Soccer / Premier League

This Isn’t Beitar’s Reality, or Is It?

Beitar Jerusalem doesn’t believe its whole season will be as bad as Sunday, while Hapoel Be’er Sheva has a hard time accepting that the future may be rosier.

After his team lost 2-0 to Hapoel Be'er Sheva in the Ramat Gan national stadium on Sunday night, Coach Eli Cohen declared, "This isn't Beitar."

His protestation regarding his understaffed soccer team was understandable. Zahi Elihen and Eden Nahmani, two of the team's strikers, have scored four career goals in the Premier League between them. The middle of the defense was manned by Tal Kahila and Barak Moshe; the experience of the former basically amounts to the advice he receives from his father, former player Ehud Kahila, while Moshe's experience comes from a gig in the position with his youth team six years ago.

If it comforts anybody, Beitar deserved to score one more goal than it finished with and to yield at least one fewer. Goalkeeper Moshe Harush's mistake was indeed egregious, missing a routine free kick in injury time. If soccer were mathematics, or at least just, Beitar would not have lost.

"This isn't Hapoel Be'er Sheva," is what the team's head coach, Elisha Levy, could have uttered at the end of the same match, but that would have required a measure of humility. Who knows? Perhaps the team has exhausted its tendency to self-destruct, and all that is left for the fans to do is to sit and relax; to cross their hands behind their necks and enjoy players who are capable of fulfilling their potential.

Here's what Levy really said after the game: "We reached a lot of scoring opportunities, although in the second half we lost a little ground in the center of the pitch. It's impossible to play well 90 minutes straight, and so it's important to play in a mature manner and to know how to take advantage of the good minutes."

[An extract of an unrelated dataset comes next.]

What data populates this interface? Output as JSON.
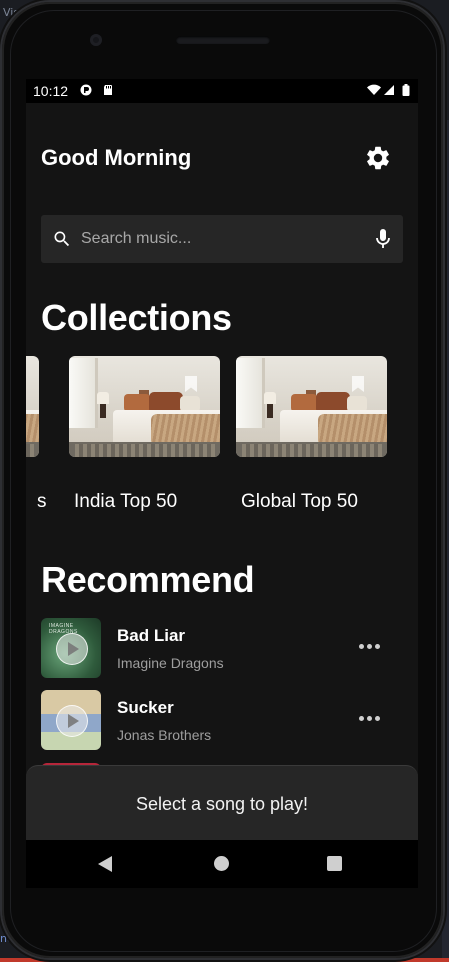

Between the two halves up in Acre, as part of a trend established last season, Hapoel Acre's Yuval Naim was asked to give a sideline interview on his way from the dressing room to the pitch. Usually, head coaches are full of cliches like "we need to be first to every ball" and "to apply pressure on their side of the pitch" - it's the mortar that holds together the bricks of Israeli soccer. But this time the meeting between the media man and Hapoel Acre's coach provided a rare moment of honesty.

"No team will have a chance against Maccabi Tel Aviv during the coming seasons," said Naim. One half against the reigning league champion was enough for him to declare the fate of the next few seasons. Even if he were just covering himself for the collapse of his players in yielding two quick goals, Naim gave expression to the feeling – perhaps fear is the right word – accompanying all those who do not receive their salary from Maccabi Tel Aviv owner Mitch Goldhar. If Maccabi is inspired, a perfect storm will arise that will hurl aside anyone who gets in its way.

It's likely that Naim reached this conclusion even earlier, but there was no one around to ask his opinion. Goalkeeper David Goresh took the ball out of the net in the seventh minute, and something in the way he turned back, in the movement of his hopeless hands, looked familiar to Naim. After all, he had to do the same thing just six minutes earlier. Naim, himself a man of hand gestures that unmask his mood, also waved his hands in the air as if to say, "Jeez, how did they stick me and them into the same league?"

And, indeed, it had been a long time since Naim last saw a brilliant pass like the one Rada Prica made to Eran Zehavi, who scored Maccabi's second goal. His players, it's reasonable to assume, aren't capable of replicating it, even if they didn't have to deal with opposition. When Maccabi threatened to score again, he certainly had ideas about making a change, but they remained theoretical; only four players were sitting on the bench. One of them is a goalie, two others teenagers. He was shorthanded because of the budget control committee, the customs of Israeli soccer. Maccabi, in contrast, put Yoav Ziv in the stands and kept Moshe Lugasi and Omri Ben Harush at home.

Naim's salvation actually came from a completely unexpected direction. The same Maccabi Tel Aviv, which, during the first minutes, looked like someone who was liable to create an unassailable advantage in goal difference in the season opener, stopped as if it were intentional. The left wing, which created the Barak Itzhaki's first goal, became dead tired; the center of the pitch, which put almost illegal pressure on Acre's midfield, stopped to catch its breath, perhaps to infuse Naim with a little optimism about the future of the team, which is marked from the start as one of the weakest in the league. They still have to play Maccabi Haifa and Hapoel Tel Aviv. And perhaps, just perhaps, Naim was only exaggerating.

Sharon Bokov